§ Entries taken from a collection
===

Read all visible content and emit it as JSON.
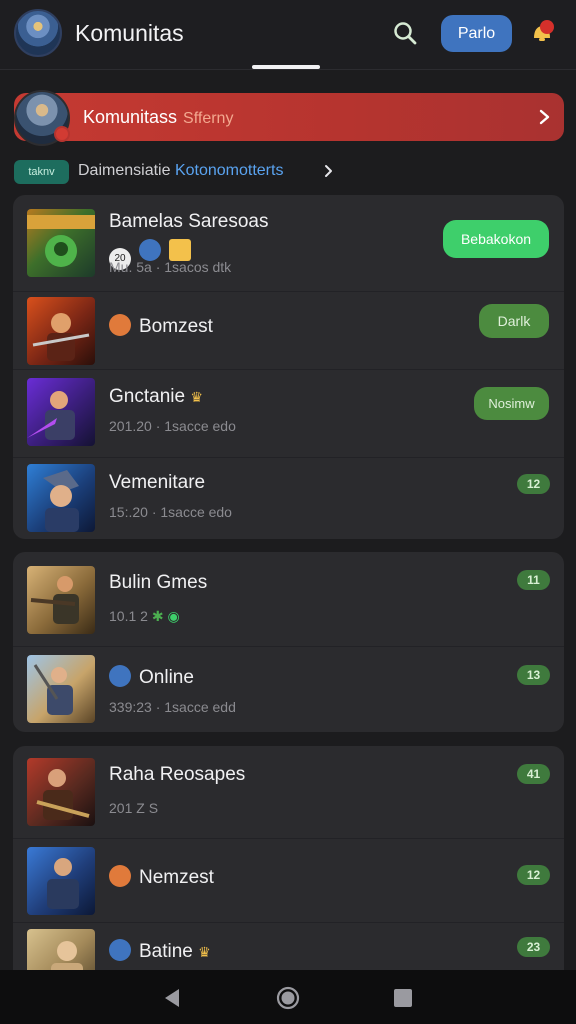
{
  "header": {
    "title": "Komunitas",
    "action_label": "Parlo"
  },
  "banner": {
    "title": "Komunitass",
    "subtitle": "Sfferny"
  },
  "section": {
    "chip": "taknv",
    "text": "Daimensiatie",
    "link": "Kotonomotterts"
  },
  "groups": [
    {
      "rows": [
        {
          "title": "Bamelas Saresoas",
          "meta": "Mu. 5a · 1sacos dtk",
          "action": "Bebakokon",
          "badges": [
            "20"
          ]
        },
        {
          "title": "Bomzest",
          "meta": "",
          "action": "Darlk"
        },
        {
          "title": "Gnctanie",
          "meta": "201.20 · 1sacce edo",
          "action": "Nosimw"
        },
        {
          "title": "Vemenitare",
          "meta": "15:.20 · 1sacce edo",
          "count": "12"
        }
      ]
    },
    {
      "rows": [
        {
          "title": "Bulin Gmes",
          "meta": "10.1 2",
          "count": "11"
        },
        {
          "title": "Online",
          "meta": "339:23 · 1sacce edd",
          "count": "13"
        }
      ]
    },
    {
      "rows": [
        {
          "title": "Raha Reosapes",
          "meta": "201 Z S",
          "count": "41"
        },
        {
          "title": "Nemzest",
          "meta": "",
          "count": "12"
        },
        {
          "title": "Batine",
          "meta": "",
          "count": "23"
        }
      ]
    }
  ],
  "colors": {
    "accent_blue": "#3f74bf",
    "banner_red": "#c53a32",
    "success_green": "#3ecf6b",
    "olive_green": "#4c8b3f"
  },
  "icons": {
    "search": "search-icon",
    "notification": "notification-icon",
    "chevron": "chevron-right-icon",
    "back": "back-icon",
    "home": "home-icon",
    "recents": "recents-icon"
  }
}
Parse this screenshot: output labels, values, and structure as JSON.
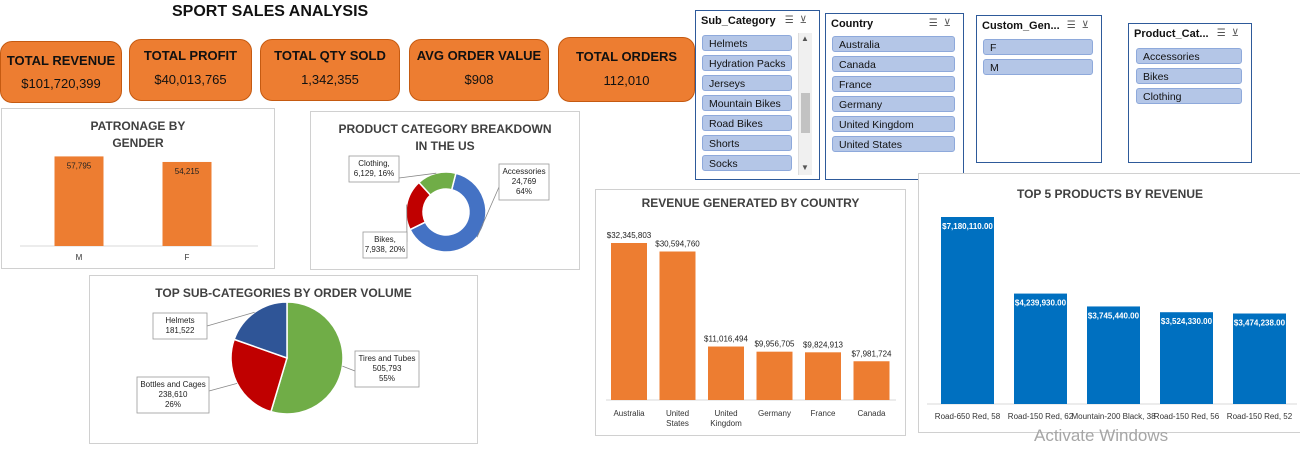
{
  "title": "SPORT SALES ANALYSIS",
  "kpis": [
    {
      "label": "TOTAL REVENUE",
      "value": "$101,720,399"
    },
    {
      "label": "TOTAL PROFIT",
      "value": "$40,013,765"
    },
    {
      "label": "TOTAL QTY SOLD",
      "value": "1,342,355"
    },
    {
      "label": "AVG ORDER VALUE",
      "value": "$908"
    },
    {
      "label": "TOTAL ORDERS",
      "value": "112,010"
    }
  ],
  "slicers": {
    "sub_category": {
      "title": "Sub_Category",
      "items": [
        "Helmets",
        "Hydration Packs",
        "Jerseys",
        "Mountain Bikes",
        "Road Bikes",
        "Shorts",
        "Socks"
      ]
    },
    "country": {
      "title": "Country",
      "items": [
        "Australia",
        "Canada",
        "France",
        "Germany",
        "United Kingdom",
        "United States"
      ]
    },
    "gender": {
      "title": "Custom_Gen...",
      "items": [
        "F",
        "M"
      ]
    },
    "product_category": {
      "title": "Product_Cat...",
      "items": [
        "Accessories",
        "Bikes",
        "Clothing"
      ]
    }
  },
  "colors": {
    "orange": "#ed7d31",
    "blue": "#4472c4",
    "dark_blue": "#0070c0",
    "green": "#70ad47",
    "red": "#c00000",
    "navy": "#2f5597",
    "slicer_item": "#b4c6e7"
  },
  "icons": {
    "multi_select": "multi-select-icon",
    "clear_filter": "clear-filter-icon"
  },
  "watermark": "Activate Windows",
  "chart_data": [
    {
      "id": "gender",
      "type": "bar",
      "title_line1": "PATRONAGE BY",
      "title_line2": "GENDER",
      "categories": [
        "M",
        "F"
      ],
      "values": [
        57795,
        54215
      ],
      "data_labels": [
        "57,795",
        "54,215"
      ],
      "grid": false
    },
    {
      "id": "category_us",
      "type": "pie",
      "subtype": "doughnut",
      "title_line1": "PRODUCT CATEGORY  BREAKDOWN",
      "title_line2": "IN THE US",
      "categories": [
        "Accessories",
        "Bikes",
        "Clothing"
      ],
      "values": [
        24769,
        7938,
        6129
      ],
      "percents": [
        64,
        20,
        16
      ],
      "labels": [
        [
          "Accessories",
          "24,769",
          "64%"
        ],
        [
          "Bikes,",
          "7,938, 20%"
        ],
        [
          "Clothing,",
          "6,129, 16%"
        ]
      ]
    },
    {
      "id": "subcat_orders",
      "type": "pie",
      "title": "TOP SUB-CATEGORIES BY ORDER VOLUME",
      "categories": [
        "Tires and Tubes",
        "Bottles and Cages",
        "Helmets"
      ],
      "values": [
        505793,
        238610,
        181522
      ],
      "labels": [
        [
          "Tires and Tubes",
          "505,793",
          "55%"
        ],
        [
          "Bottles and Cages",
          "238,610",
          "26%"
        ],
        [
          "Helmets",
          "181,522"
        ]
      ]
    },
    {
      "id": "country_revenue",
      "type": "bar",
      "title": "REVENUE GENERATED BY COUNTRY",
      "categories": [
        "Australia",
        "United States",
        "United Kingdom",
        "Germany",
        "France",
        "Canada"
      ],
      "category_lines": [
        [
          "Australia"
        ],
        [
          "United",
          "States"
        ],
        [
          "United",
          "Kingdom"
        ],
        [
          "Germany"
        ],
        [
          "France"
        ],
        [
          "Canada"
        ]
      ],
      "values": [
        32345803,
        30594760,
        11016494,
        9956705,
        9824913,
        7981724
      ],
      "data_labels": [
        "$32,345,803",
        "$30,594,760",
        "$11,016,494",
        "$9,956,705",
        "$9,824,913",
        "$7,981,724"
      ],
      "grid": false
    },
    {
      "id": "top_products",
      "type": "bar",
      "title": "TOP 5 PRODUCTS BY REVENUE",
      "categories": [
        "Road-650 Red, 58",
        "Road-150 Red, 62",
        "Mountain-200 Black, 38",
        "Road-150 Red, 56",
        "Road-150 Red, 52"
      ],
      "values": [
        7180110,
        4239930,
        3745440,
        3524330,
        3474238
      ],
      "data_labels": [
        "$7,180,110.00",
        "$4,239,930.00",
        "$3,745,440.00",
        "$3,524,330.00",
        "$3,474,238.00"
      ],
      "grid": false
    }
  ]
}
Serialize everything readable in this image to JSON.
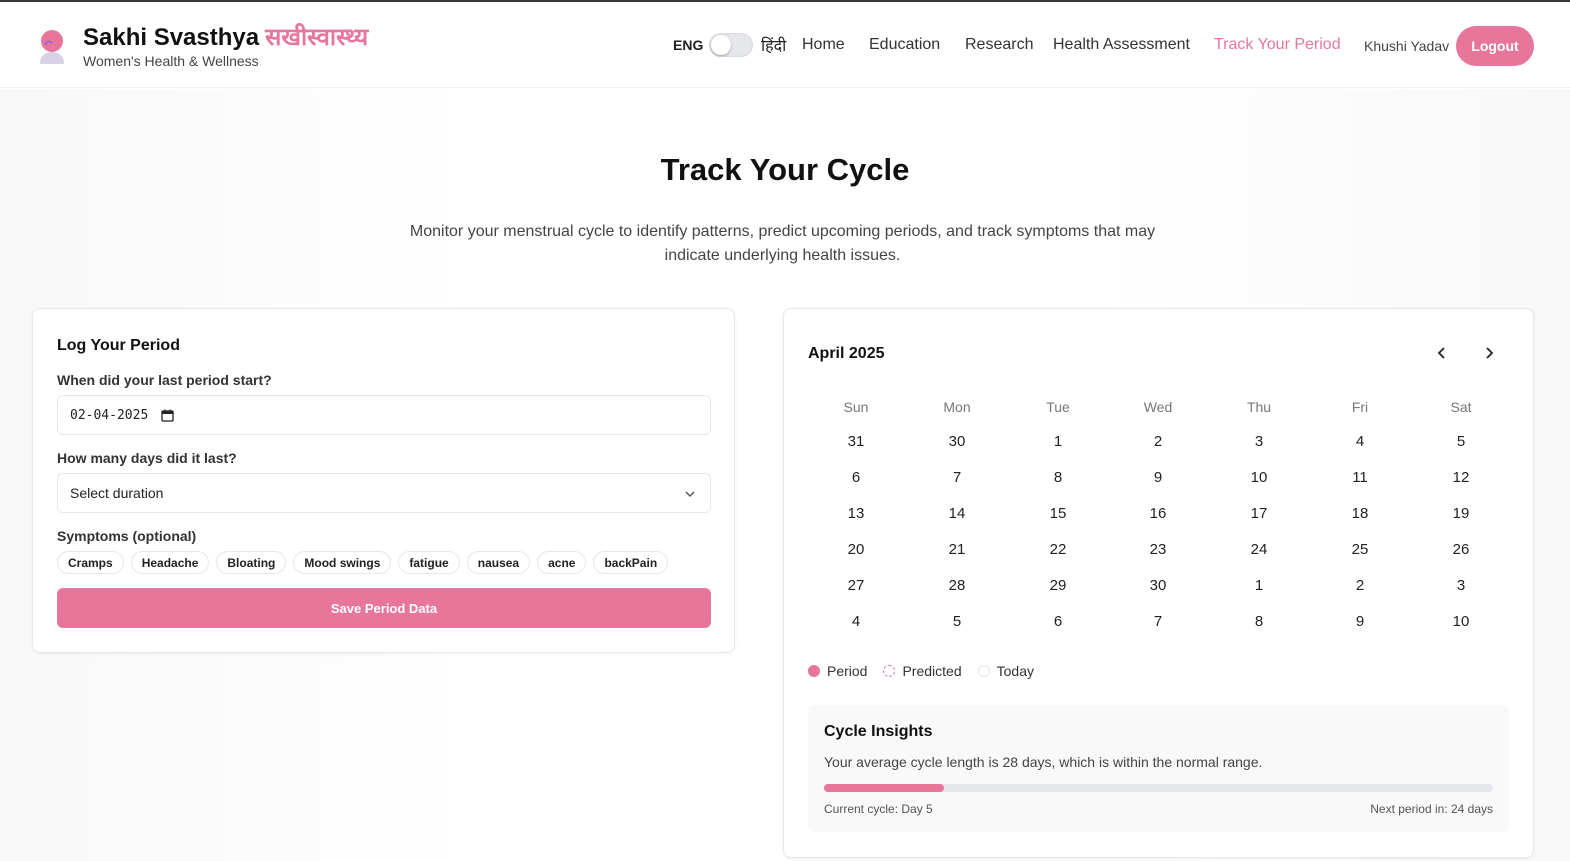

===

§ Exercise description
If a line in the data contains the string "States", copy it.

§ Solution for this problem
        "United States"
        "United States",
          "States"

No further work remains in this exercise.